“London Whale” Case Shows Difficulty of Assigning Individual Blame for Corporate Behaviors
The recent decision by the U.S. government to close its criminal case against traders at JPMorgan Chase charged with concealing billions of dollars in losses reveals how difficult it is to assign individual blame in a corporate matter. According to a July 21 account in The New York Times, prosecutors dropped their five-year case in reaction to new statements by whistleblower-trader Bruno Iksil, known as the London Whale for his outside bets. Iksil, who had previously blamed the prosecution’s low-level targets, threw the reliability of his testimony into doubt with new statements shifting the blame to the bank’s top executives. Two years ago, the Financial Conduct Authority (FCA) in London had also dropped its criminal case against the traders after a three-year effort, though the FCA did successfully press civil charges along with the SEC and banking regulators, which together exacted $920 million in penalties from the bank nearly four years ago.
Ever since September 2015, when then Deputy Attorney General Sally Yates set forth a new Individual Accountability Policy, the government has asked companies to name individual wrongdoers, rather than taking blame as a company.

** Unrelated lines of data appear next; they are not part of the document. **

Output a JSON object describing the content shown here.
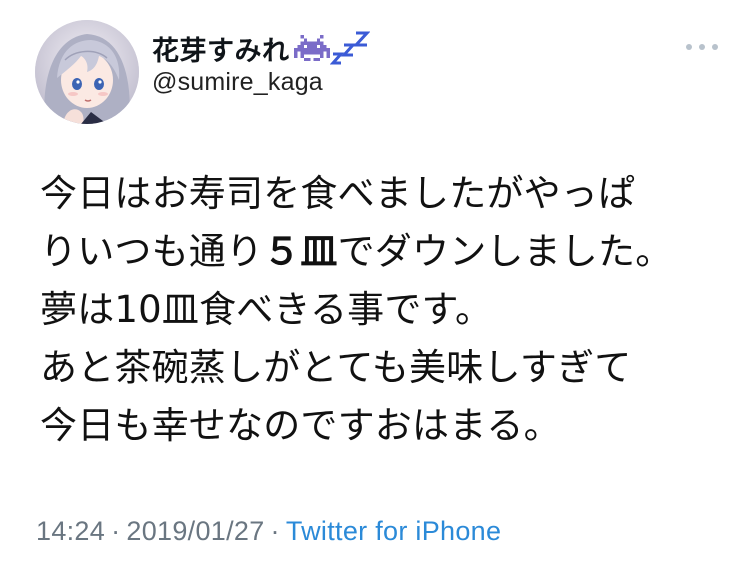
{
  "author": {
    "display_name": "花芽すみれ",
    "handle": "@sumire_kaga",
    "name_icons": [
      "space-invader-icon",
      "zzz-icon"
    ]
  },
  "tweet": {
    "lines": [
      {
        "parts": [
          {
            "text": "今日はお寿司を食べましたがやっぱ",
            "bold": false
          }
        ]
      },
      {
        "parts": [
          {
            "text": "りいつも通り",
            "bold": false
          },
          {
            "text": "５皿",
            "bold": true
          },
          {
            "text": "でダウンしました。",
            "bold": false
          }
        ]
      },
      {
        "parts": [
          {
            "text": "夢は10皿食べきる事です。",
            "bold": false
          }
        ]
      },
      {
        "parts": [
          {
            "text": "あと茶碗蒸しがとても美味しすぎて",
            "bold": false
          }
        ]
      },
      {
        "parts": [
          {
            "text": "今日も幸せなのですおはまる。",
            "bold": false
          }
        ]
      }
    ]
  },
  "meta": {
    "time": "14:24",
    "separator": "·",
    "date": "2019/01/27",
    "source": "Twitter for iPhone"
  },
  "colors": {
    "source_link": "#2b8ad8",
    "meta_text": "#6a7681",
    "invader": "#7b6cc8",
    "zzz": "#3b5bd6"
  }
}
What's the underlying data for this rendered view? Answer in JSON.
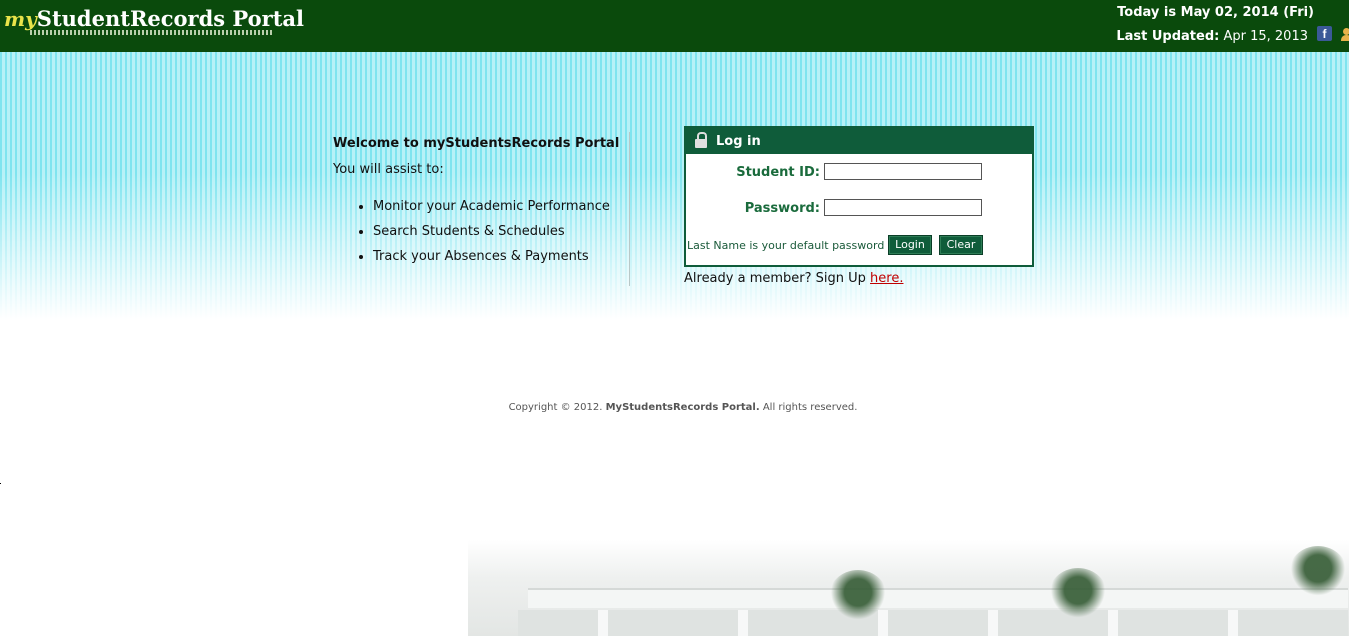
{
  "header": {
    "logo_prefix": "my",
    "logo_main": "StudentRecords Portal",
    "today": "Today is May 02, 2014 (Fri)",
    "last_updated_label": "Last Updated:",
    "last_updated_value": "Apr 15, 2013",
    "facebook_glyph": "f",
    "icons": [
      "facebook-icon",
      "user-icon"
    ]
  },
  "welcome": {
    "title": "Welcome to myStudentsRecords Portal",
    "subtitle": "You will assist to:",
    "items": [
      "Monitor your Academic Performance",
      "Search Students & Schedules",
      "Track your Absences & Payments"
    ]
  },
  "login": {
    "title": "Log in",
    "student_id_label": "Student ID:",
    "student_id_value": "",
    "password_label": "Password:",
    "password_value": "",
    "hint": "Last Name is your default password",
    "login_button": "Login",
    "clear_button": "Clear"
  },
  "signup": {
    "text": "Already a member? Sign Up ",
    "link": "here."
  },
  "footer": {
    "prefix": "Copyright © 2012. ",
    "name": "MyStudentsRecords Portal.",
    "suffix": " All rights reserved."
  },
  "colors": {
    "header_bg": "#0a4a0c",
    "accent_green": "#0f5c3a",
    "link_red": "#c00000",
    "banner_stripe": "#7fe4ef"
  }
}
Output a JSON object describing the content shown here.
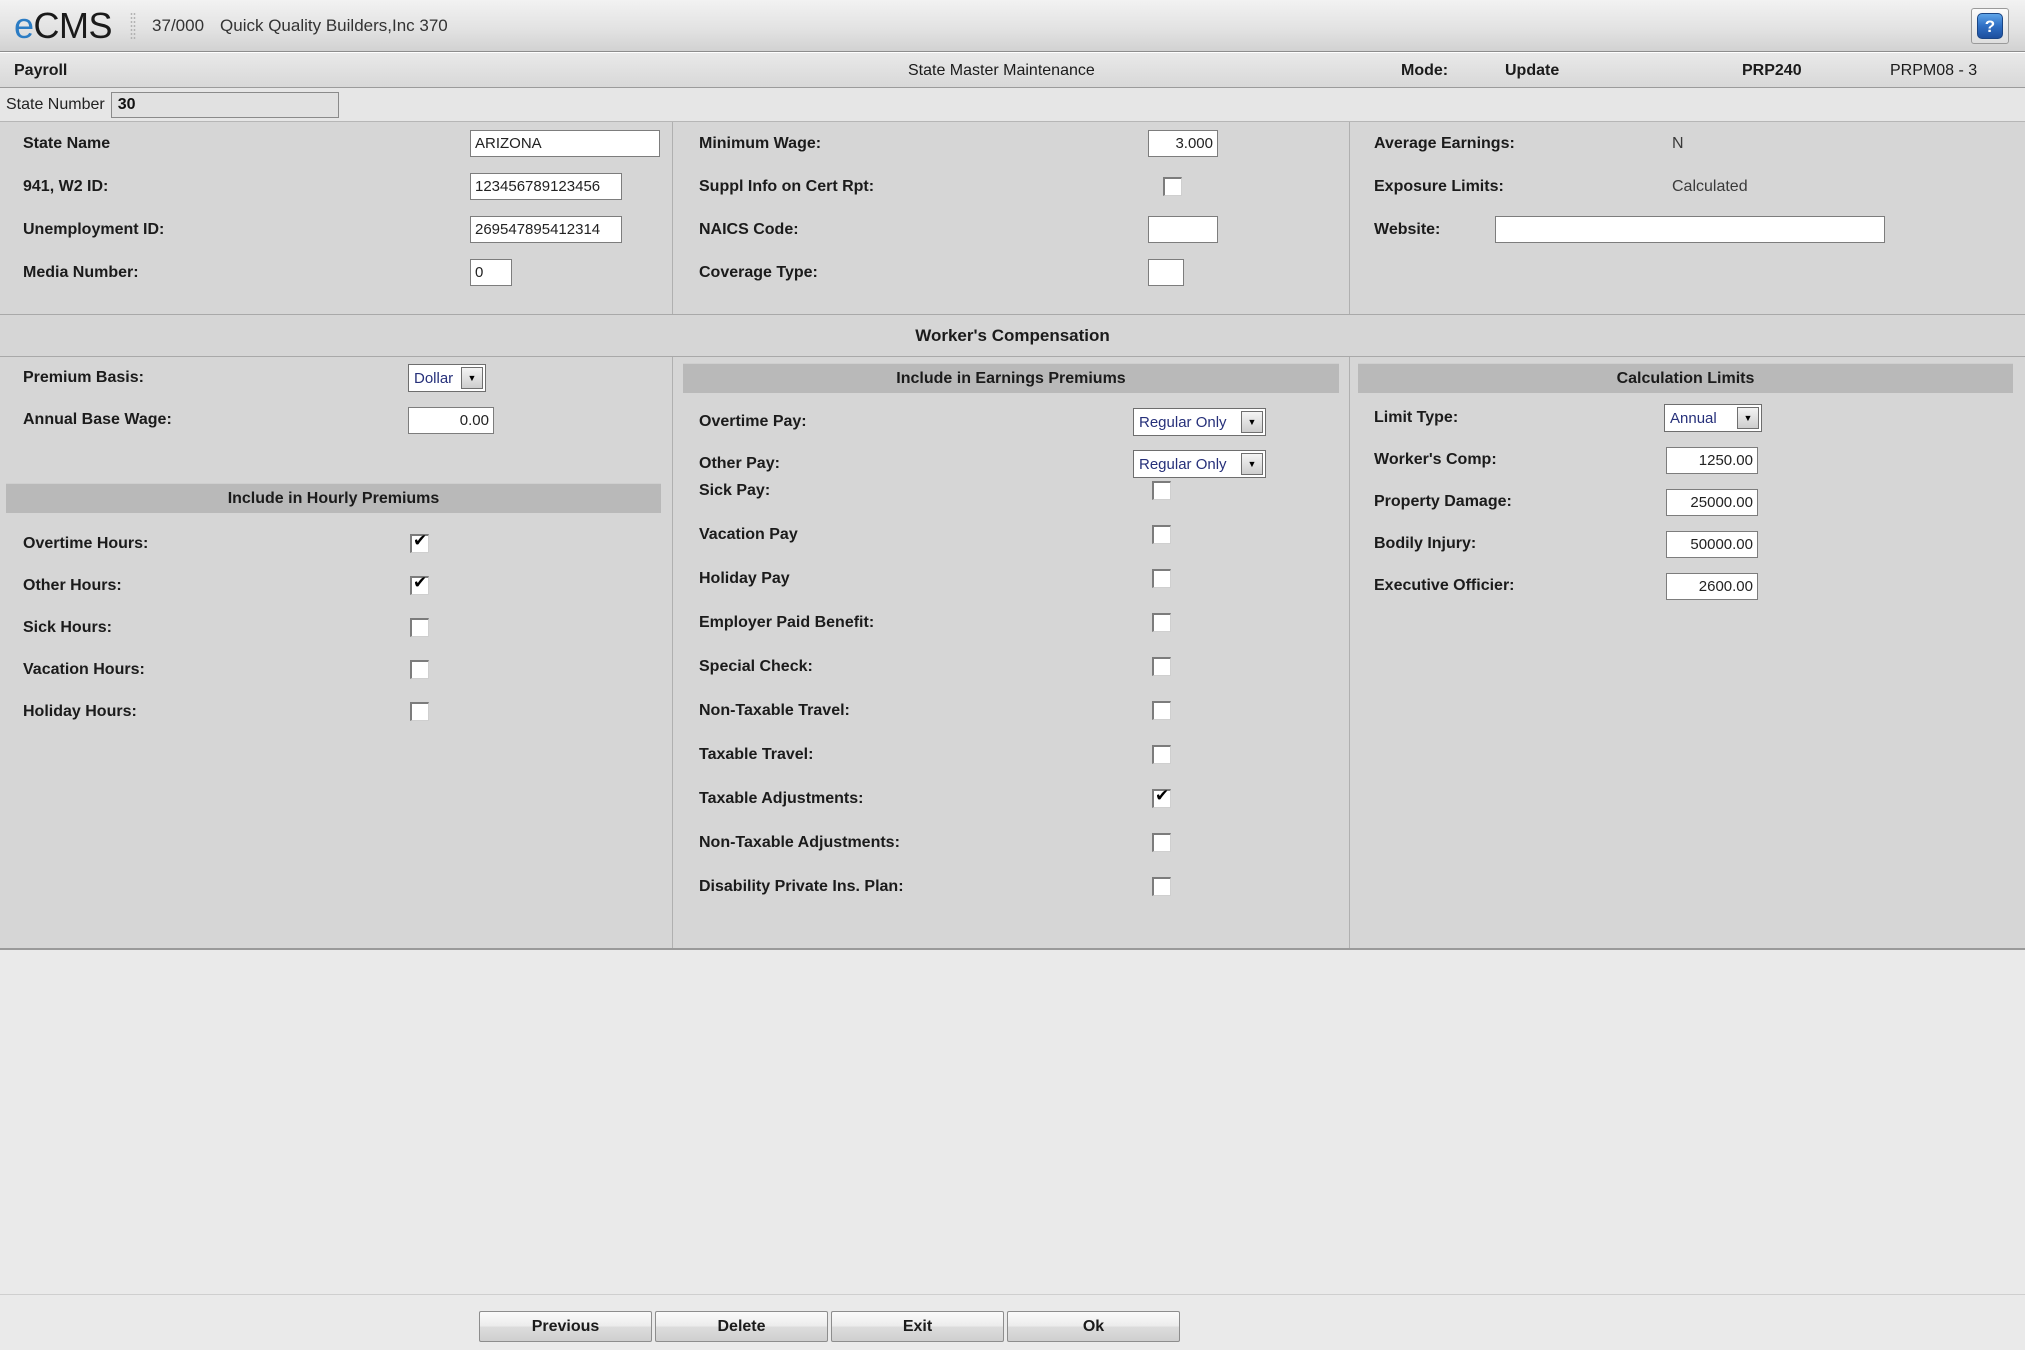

But the memo has not had the impact its architects had hoped. For example, a recent law professor blog on culpability for cases under the Foreign Corrupt Practices Act (not a factor in the JPMorgan case) notes that since the Yates memo, there have been some 20 cases, but not a single company employee has been charged.